School Shooting at Nashville’s Covenant School

School Shooting at Nashvilles Covenant School

Ben Arnoldussen

Audrey Hale, the 28-year-old transgender shooter who attacked The Covenant School last week, was armed with two assault-style weapons, a rifle, and a pistol, as well as a handgun, and fatally shot three children and three staff members before being found and killed by police. Charles Moran, the national president of Log Cabin Republicans, a GOP organization that advocates for equal rights for LGBTQ+ Americans, stated “While it would certainly give insight into the motivations of this distraught individual that could help shed light into root causes, we know from tragedies like this that additional glorification of the shooter could inspire others to take similar violent acts for attention.”

“Regardless of the shooter’s intentions, the real issue here is the ease of access to deadly weapons in Tennessee and elsewhere.” “All children, no matter who their parents are or how they identify, should feel safe and supported at school. This includes a world free from gun violence.” Moran also said that Log Cabin would defer to authorities on whether the manifesto should be shared with the public. 

While many believe that the root of this problem is transphobia (from Hale’s parents, who never accepted Audrey’s transition to “Aiden” and never allowed her to express herself in the household) or Republicans, who are now using this tragedy as leverage to push for banning trans-rights and transitional care for trans youth. This is not what this is about. Tennessee is a state where the majority of the common population can purchase firearms, even automatically, and allowing them to do so, ends up in situations like these.
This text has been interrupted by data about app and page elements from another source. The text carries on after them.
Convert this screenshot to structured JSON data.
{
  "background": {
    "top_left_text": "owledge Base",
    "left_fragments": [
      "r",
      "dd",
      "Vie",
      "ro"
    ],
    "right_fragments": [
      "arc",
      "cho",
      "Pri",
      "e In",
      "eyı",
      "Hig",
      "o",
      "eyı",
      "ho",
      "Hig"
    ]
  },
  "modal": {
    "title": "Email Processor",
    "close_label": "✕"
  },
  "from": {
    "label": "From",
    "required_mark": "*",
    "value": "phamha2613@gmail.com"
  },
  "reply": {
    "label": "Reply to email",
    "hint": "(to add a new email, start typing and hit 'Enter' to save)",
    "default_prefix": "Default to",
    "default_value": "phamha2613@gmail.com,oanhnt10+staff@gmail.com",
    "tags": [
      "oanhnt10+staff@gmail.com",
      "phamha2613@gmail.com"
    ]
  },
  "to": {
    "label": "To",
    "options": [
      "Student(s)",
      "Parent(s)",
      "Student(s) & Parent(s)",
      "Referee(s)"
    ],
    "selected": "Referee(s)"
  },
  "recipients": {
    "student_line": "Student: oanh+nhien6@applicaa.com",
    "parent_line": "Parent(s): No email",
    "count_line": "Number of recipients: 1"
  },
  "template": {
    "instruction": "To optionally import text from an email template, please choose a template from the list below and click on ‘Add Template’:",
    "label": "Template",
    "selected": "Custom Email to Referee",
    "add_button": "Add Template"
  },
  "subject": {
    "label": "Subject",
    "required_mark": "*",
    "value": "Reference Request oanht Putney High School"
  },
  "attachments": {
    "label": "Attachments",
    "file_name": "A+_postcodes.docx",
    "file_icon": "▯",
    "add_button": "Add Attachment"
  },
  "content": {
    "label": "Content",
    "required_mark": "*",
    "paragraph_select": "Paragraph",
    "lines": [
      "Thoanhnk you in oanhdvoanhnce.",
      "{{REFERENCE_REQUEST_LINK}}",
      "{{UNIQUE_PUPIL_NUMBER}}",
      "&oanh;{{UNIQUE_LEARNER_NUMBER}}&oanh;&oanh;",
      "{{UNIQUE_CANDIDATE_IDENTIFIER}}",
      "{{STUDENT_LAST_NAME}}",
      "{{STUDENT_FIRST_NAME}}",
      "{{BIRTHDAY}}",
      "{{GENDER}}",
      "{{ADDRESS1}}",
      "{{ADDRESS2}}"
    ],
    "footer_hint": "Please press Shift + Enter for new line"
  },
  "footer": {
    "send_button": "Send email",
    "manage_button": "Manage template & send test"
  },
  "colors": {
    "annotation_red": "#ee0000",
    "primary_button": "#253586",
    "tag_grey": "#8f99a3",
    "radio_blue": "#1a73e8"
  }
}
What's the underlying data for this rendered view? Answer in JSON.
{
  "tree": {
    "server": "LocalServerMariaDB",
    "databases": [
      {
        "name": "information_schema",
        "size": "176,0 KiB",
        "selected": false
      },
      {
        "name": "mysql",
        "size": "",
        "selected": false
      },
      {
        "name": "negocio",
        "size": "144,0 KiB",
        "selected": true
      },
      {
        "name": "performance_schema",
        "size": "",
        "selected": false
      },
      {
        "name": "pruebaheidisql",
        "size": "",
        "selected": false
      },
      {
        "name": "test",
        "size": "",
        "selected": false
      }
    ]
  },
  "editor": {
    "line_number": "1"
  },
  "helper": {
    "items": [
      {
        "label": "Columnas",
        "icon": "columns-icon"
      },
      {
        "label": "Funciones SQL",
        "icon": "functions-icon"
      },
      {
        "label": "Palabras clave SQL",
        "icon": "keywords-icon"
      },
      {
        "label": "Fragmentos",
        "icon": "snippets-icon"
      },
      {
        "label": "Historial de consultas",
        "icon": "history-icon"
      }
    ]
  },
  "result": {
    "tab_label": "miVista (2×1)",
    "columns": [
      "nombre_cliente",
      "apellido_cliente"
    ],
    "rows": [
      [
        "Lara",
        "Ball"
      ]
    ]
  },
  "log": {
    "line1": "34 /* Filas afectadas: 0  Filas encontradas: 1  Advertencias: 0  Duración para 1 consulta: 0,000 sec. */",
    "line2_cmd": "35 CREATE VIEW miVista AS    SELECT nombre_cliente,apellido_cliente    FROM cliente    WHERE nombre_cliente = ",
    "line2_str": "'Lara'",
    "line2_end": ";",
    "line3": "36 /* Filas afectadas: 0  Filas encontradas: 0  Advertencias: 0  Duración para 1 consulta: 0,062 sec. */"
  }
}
Furthermore, after this incident, the Tennessee House’s Civil Justice Subcommittee voted to approve HB1005, a bill introduced by Rep. Rusty Grills that would “enhance and conceal handgun carry permits as enhanced and concealed firearm permits.” According to the state’s constitution, residents “have a right to keep and to bear arms for their common defense; but the Legislature shall have power, by law, to regulate the wearing of arms to prevent crime.”